What you are asked to do:
All lines in the records below that hold "data" are to be shown.

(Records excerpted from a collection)
++++

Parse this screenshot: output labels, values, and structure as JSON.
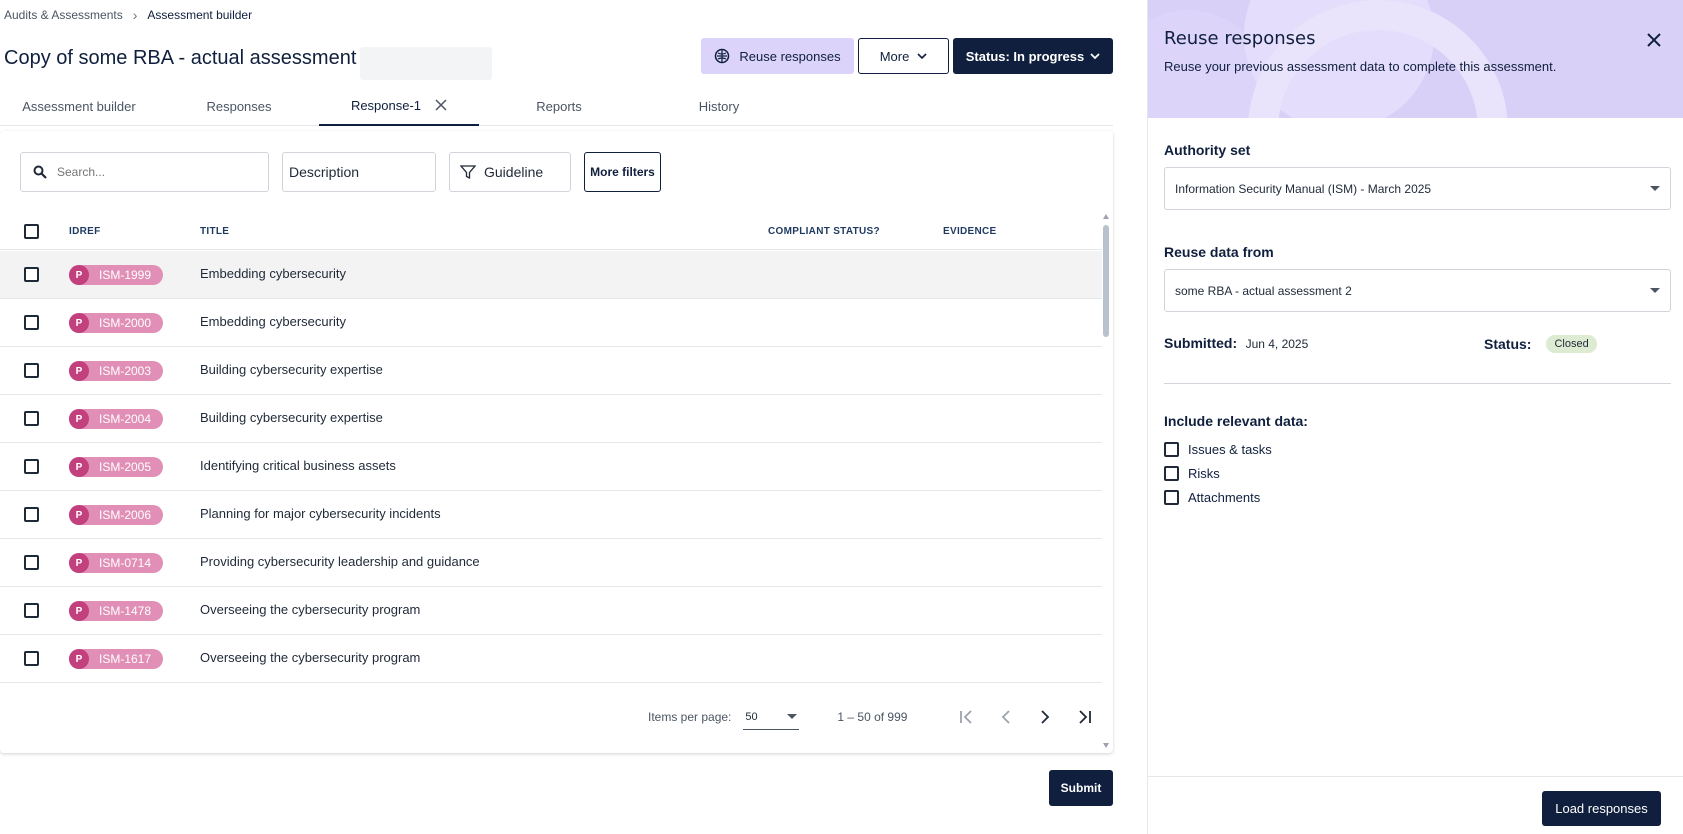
{
  "breadcrumb": {
    "parent": "Audits & Assessments",
    "current": "Assessment builder"
  },
  "page": {
    "title": "Copy of some RBA - actual assessment 2"
  },
  "actions": {
    "reuse_label": "Reuse responses",
    "more_label": "More",
    "status_label": "Status: In progress"
  },
  "tabs": [
    {
      "label": "Assessment builder",
      "active": false
    },
    {
      "label": "Responses",
      "active": false
    },
    {
      "label": "Response-1",
      "active": true
    },
    {
      "label": "Reports",
      "active": false
    },
    {
      "label": "History",
      "active": false
    }
  ],
  "filters": {
    "search_placeholder": "Search...",
    "description_label": "Description",
    "guideline_label": "Guideline",
    "more_filters_label": "More filters"
  },
  "table": {
    "columns": [
      "IDREF",
      "TITLE",
      "COMPLIANT STATUS?",
      "EVIDENCE"
    ],
    "rows": [
      {
        "badge": "P",
        "idref": "ISM-1999",
        "title": "Embedding cybersecurity"
      },
      {
        "badge": "P",
        "idref": "ISM-2000",
        "title": "Embedding cybersecurity"
      },
      {
        "badge": "P",
        "idref": "ISM-2003",
        "title": "Building cybersecurity expertise"
      },
      {
        "badge": "P",
        "idref": "ISM-2004",
        "title": "Building cybersecurity expertise"
      },
      {
        "badge": "P",
        "idref": "ISM-2005",
        "title": "Identifying critical business assets"
      },
      {
        "badge": "P",
        "idref": "ISM-2006",
        "title": "Planning for major cybersecurity incidents"
      },
      {
        "badge": "P",
        "idref": "ISM-0714",
        "title": "Providing cybersecurity leadership and guidance"
      },
      {
        "badge": "P",
        "idref": "ISM-1478",
        "title": "Overseeing the cybersecurity program"
      },
      {
        "badge": "P",
        "idref": "ISM-1617",
        "title": "Overseeing the cybersecurity program"
      }
    ]
  },
  "paginator": {
    "items_per_page_label": "Items per page:",
    "page_size": "50",
    "range": "1 – 50 of 999"
  },
  "submit_label": "Submit",
  "drawer": {
    "title": "Reuse responses",
    "subtitle": "Reuse your previous assessment data to complete this assessment.",
    "authority_label": "Authority set",
    "authority_value": "Information Security Manual (ISM) - March 2025",
    "reuse_from_label": "Reuse data from",
    "reuse_from_value": "some RBA - actual assessment 2",
    "submitted_label": "Submitted:",
    "submitted_value": "Jun 4, 2025",
    "status_label": "Status:",
    "status_value": "Closed",
    "include_label": "Include relevant data:",
    "include_options": [
      "Issues & tasks",
      "Risks",
      "Attachments"
    ],
    "load_label": "Load responses"
  },
  "colors": {
    "primary": "#0f1f3d",
    "reuse_button": "#dcd3fb",
    "badge_bg": "#e18fb6",
    "badge_dot": "#c2407e",
    "drawer_header": "#d9d0f8",
    "closed_badge": "#dcebd2"
  },
  "icons": {
    "reuse": "brain-icon",
    "more": "chevron-down-icon",
    "close": "close-icon",
    "search": "search-icon",
    "filter": "filter-icon"
  }
}
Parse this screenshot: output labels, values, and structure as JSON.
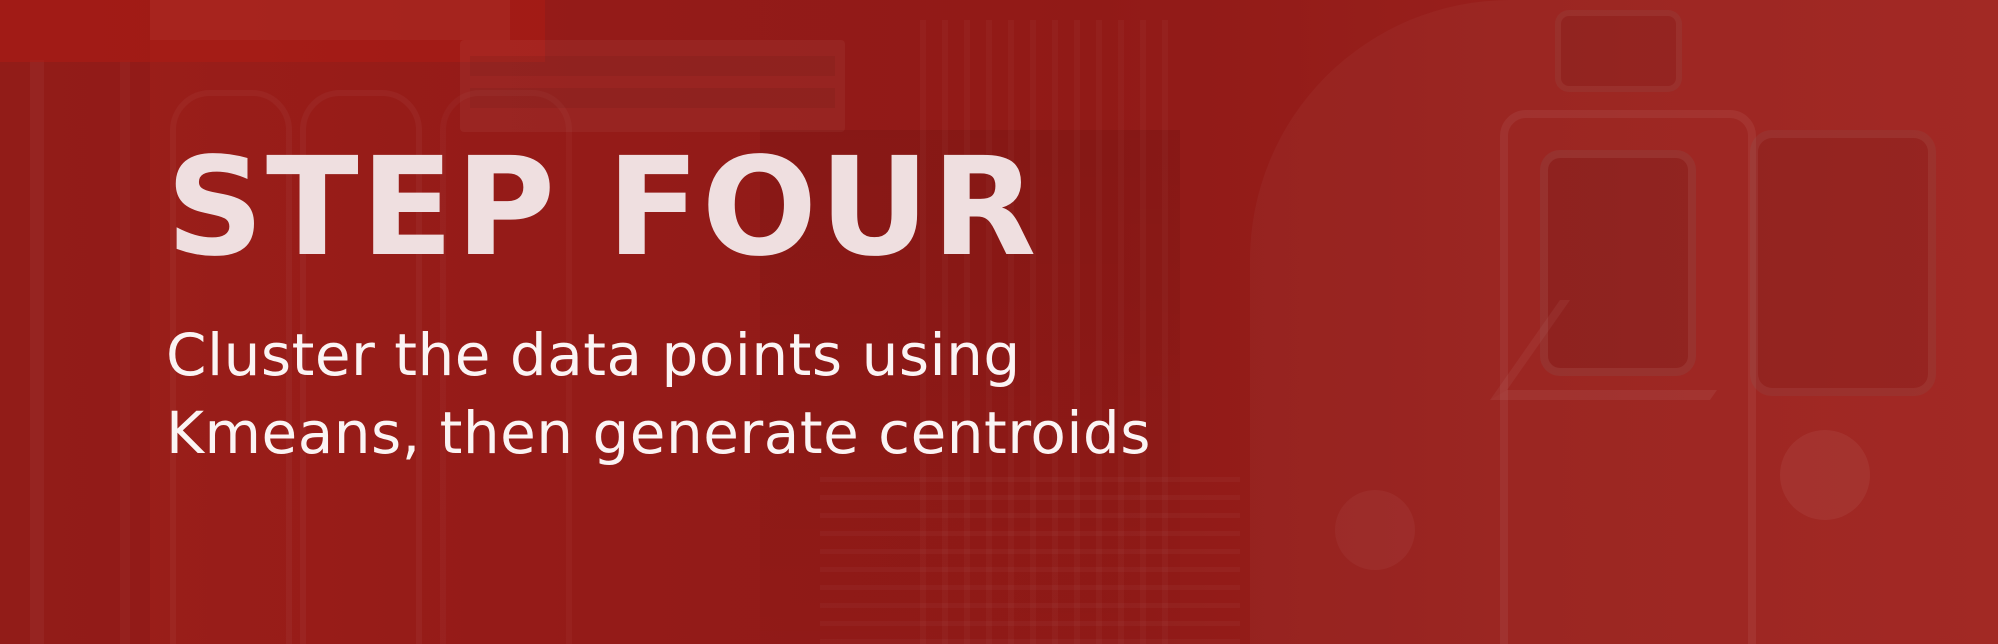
{
  "banner": {
    "title": "STEP FOUR",
    "subtitle_lines": [
      "Cluster the data points using",
      "Kmeans, then generate centroids"
    ]
  },
  "colors": {
    "overlay": "#9a1f1a",
    "title": "#efdfe0",
    "subtitle": "#fbf4f4"
  }
}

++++

Written response:
    "subtitle": "Reuse your previous assessment data to complete this assessment.",
    "reuse_from_label": "Reuse data from",
    "include_label": "Include relevant data:",
      "Cluster the data points using",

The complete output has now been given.